hard/light << 9H 8H 7H 6H 5H 4H 3H 2H 1H H F HB B1 B2 B3 B4 B5 B6 B7 B8 B9 >> soft/dark
There is no need to have all these types of graphite pencils. Many artists work with three or so pencils of varying darkness and hardness. Usually these three are fairly close together in the range. So someone might work with an HB, 2B and a 4B. Or perhaps a 2H, F and a HB. This latter trio consists of harder and lighter pencils so a drawing made with these will be a lighter drawing with less dark blacks.
It makes sense to choose pencils that are fairly close together in the range (although perhaps not right next to each other to make sure there is sufficient difference between them). If you want to create a light drawing, in a high and bright key, you will not need a deep soft and dark 9B pencil. In a bright drawing your darkest shade will probably still be fairly light. So you might not need anything darker than a HB. If you want to draw a very dark drawing there is no point (excuse the pun) in using an extremely hard and light pencil such as an H. The thin and fine line of an H pencil will just disappear against the brute darkness of a strong B pencil. So choose your pencils only one or two steps apart: an HB, 2B and 6B for example. Or a 4H, 2H and an HB.
A B pencil will not only give you a soft and black mark, it will only provide a much coarser mark than an H pencil.

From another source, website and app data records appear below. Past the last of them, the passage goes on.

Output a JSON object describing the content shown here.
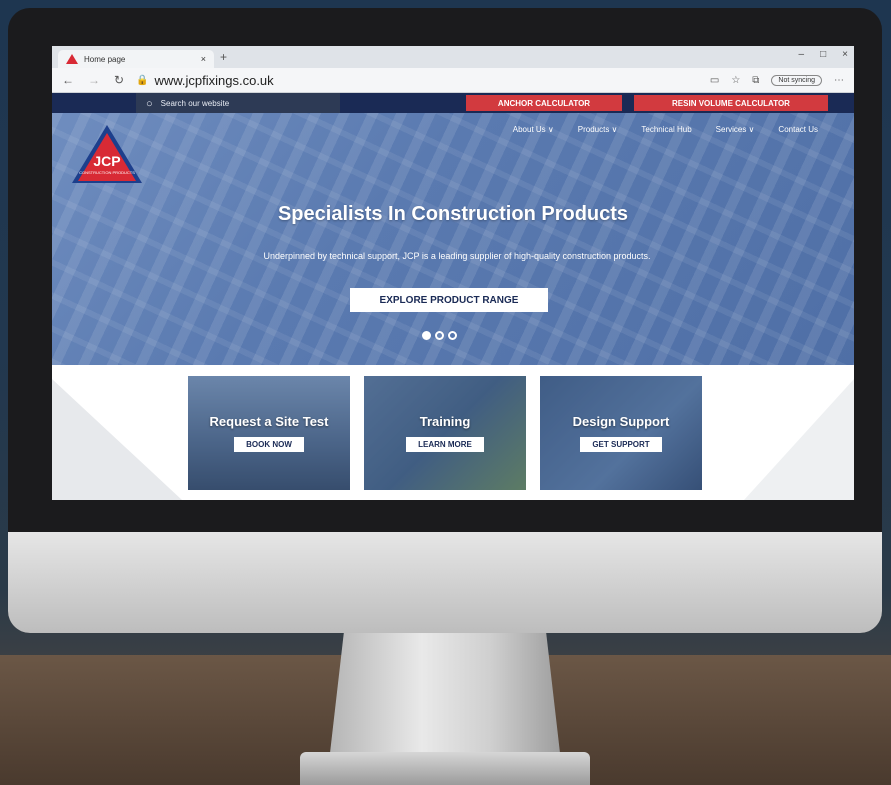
{
  "browser": {
    "tab_title": "Home page",
    "tab_close": "×",
    "new_tab": "+",
    "win_minimize": "–",
    "win_maximize": "□",
    "win_close": "×",
    "url": "www.jcpfixings.co.uk",
    "sync_label": "Not syncing"
  },
  "site": {
    "search_placeholder": "Search our website",
    "anchor_calculator": "ANCHOR CALCULATOR",
    "resin_calculator": "RESIN VOLUME CALCULATOR",
    "logo_text": "JCP",
    "logo_sub": "CONSTRUCTION PRODUCTS",
    "nav": [
      {
        "label": "About Us ∨"
      },
      {
        "label": "Products ∨"
      },
      {
        "label": "Technical Hub"
      },
      {
        "label": "Services ∨"
      },
      {
        "label": "Contact Us"
      }
    ],
    "hero": {
      "title": "Specialists In Construction Products",
      "subtitle": "Underpinned by technical support, JCP is a leading supplier of high-quality construction products.",
      "button": "EXPLORE PRODUCT RANGE",
      "slides_total": 3,
      "active_slide": 1
    },
    "cards": [
      {
        "title": "Request a Site Test",
        "button": "BOOK NOW"
      },
      {
        "title": "Training",
        "button": "LEARN MORE"
      },
      {
        "title": "Design Support",
        "button": "GET SUPPORT"
      }
    ]
  },
  "colors": {
    "navy": "#1a2a55",
    "red": "#d23a3f",
    "hero_blue": "#5a7ab0"
  }
}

H pencils are so hard and fine they will provide you with a sharp and fine (but light) mark.They are great for tiny detail and super sharp lines. Dark B pencils are more suitable for expressive dark mark making and less detailed work.
H and B pencils can work very well together when you need to refine a coarse and dark B pencil area. If you go over such a dark area with a hard pencil you can fill up the open texture and create a much softer transition in values.
A hard pencil will be more suitable for very subtle transitions in value and a smooth effect. A soft pencil can create deeper darks but cannot create a smooth application.
You can end up filling the tooth of the paper with graphite and end up with a super smooth and shiny area that will not take any more graphite. The paper will have been flattened by the pressure of your mark making and your continuing mark making will 'buff' the graphite and make it shiny. Working lightly and in layers should avoid this effect, although not everybody minds the shine of graphite.
Pencils can be sharpened with a sharpener (replace regular to keep using a sharp blade), a knife or sandpaper. Choose whichever you prefer.
There are a gazillion erasers out there to choose from. I like Staedtler rubbers and also kneadable rubbers for tiny detail. I always aim to not use it too much as graphite can be hard to erase (harder than charcoal) and so for me it pays off to start lightly and work the drawing up from there.
Graphite can be rubbed with a paper stump or the slightly sharper tortillion, tissue, or even fingers (but watch out for skin grease smudging the paper).
Of course graphite can be used in combination with loads of other art materials such as charcoal, pastel, acrylic, watercolour, oils etc.